Today we colored eggs for Easter. The kids always have so much fun doing this! Just getting their hands dirty makes them ridiculously happy. I guess they really DO take after me, LOL!
After the egg coloring though, they went outside for play time, so momma got to "play" too! I wanted to scrap one of the above photos, but I had to do it my way. That means, I turned the photo black & white. I know, I know! "BUT.... Rebecca it's Easter, and they are coloring eggs, so WHY don't you make those photos color?" Well, to be honest, I felt I could get a more "colorful" page through technique rather than relying on just the photo, and I'll show you how I did it too. Here's the final layout, I really love it!
To make a page like this, you need to love color, and not be afraid of paint. You also need a bit of patience. But rest assured, if you take the time and put in the effort, a beautiful page will be the reward.
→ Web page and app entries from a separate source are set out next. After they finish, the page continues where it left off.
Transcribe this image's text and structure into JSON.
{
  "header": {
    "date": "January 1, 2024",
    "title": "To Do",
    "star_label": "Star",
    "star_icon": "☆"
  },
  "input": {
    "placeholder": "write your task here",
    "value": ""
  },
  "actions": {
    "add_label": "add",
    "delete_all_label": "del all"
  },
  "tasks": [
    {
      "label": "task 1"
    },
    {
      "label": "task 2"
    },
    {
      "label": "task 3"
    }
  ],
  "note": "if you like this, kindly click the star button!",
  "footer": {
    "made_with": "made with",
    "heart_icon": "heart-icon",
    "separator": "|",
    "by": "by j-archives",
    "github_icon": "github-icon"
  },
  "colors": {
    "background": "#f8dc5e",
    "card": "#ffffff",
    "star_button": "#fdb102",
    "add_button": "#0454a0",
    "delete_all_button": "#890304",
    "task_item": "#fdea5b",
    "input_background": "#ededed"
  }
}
To begin, gather all the colors of the rainbow, plus "eleventy"..(LOL!) Why? You need to have enough colors to cover a 12" span, and I ended up with 12 colors, so it is about one inch per color. You can totally keep this in just one or two color families if that is your choice, just make sure you have plenty of shades of said colors, as that makes the final product very pleasing to the eye.
To do a layout like this, you need to have a little bit of control. The first part is easy. Print an 8 x 10 black & white photo. Mat it on black cardstock, and adhere that to a 12 x 12 piece of white cardstock. You can center it, or pull it off center either to the left or right(as I did). Then the fun begins..
Again, you need to CONTROL your paint application, so I recommend going ONE color at a time. I began on the left hand side of the page. I watered down my paint so it would be very runny and easy to manipulate. Place a bit at the top, and then pick up your layout and allow the paint to run. When you want it to stop, lay the page down and let it sit. IF you have a heat embossing tool, you can speed up this process by lightly drying/setting the paint. It doesn't need to be completely dry, just dry enough so that when you pick your layout up again, the previous color SHOULD NOT RUN....
Continue with the above steps until ALL the colors have been completed. Don't be afraid to allow some of the paint to run onto your photo. It will be OK, I promise! You have to take those kinds of chances with paint. Honestly, if you have the right mindset, there is no way you can make a mistake!
Is this a technique you think you might try? Let me know, and if you do it, link up your layout. I wanna see!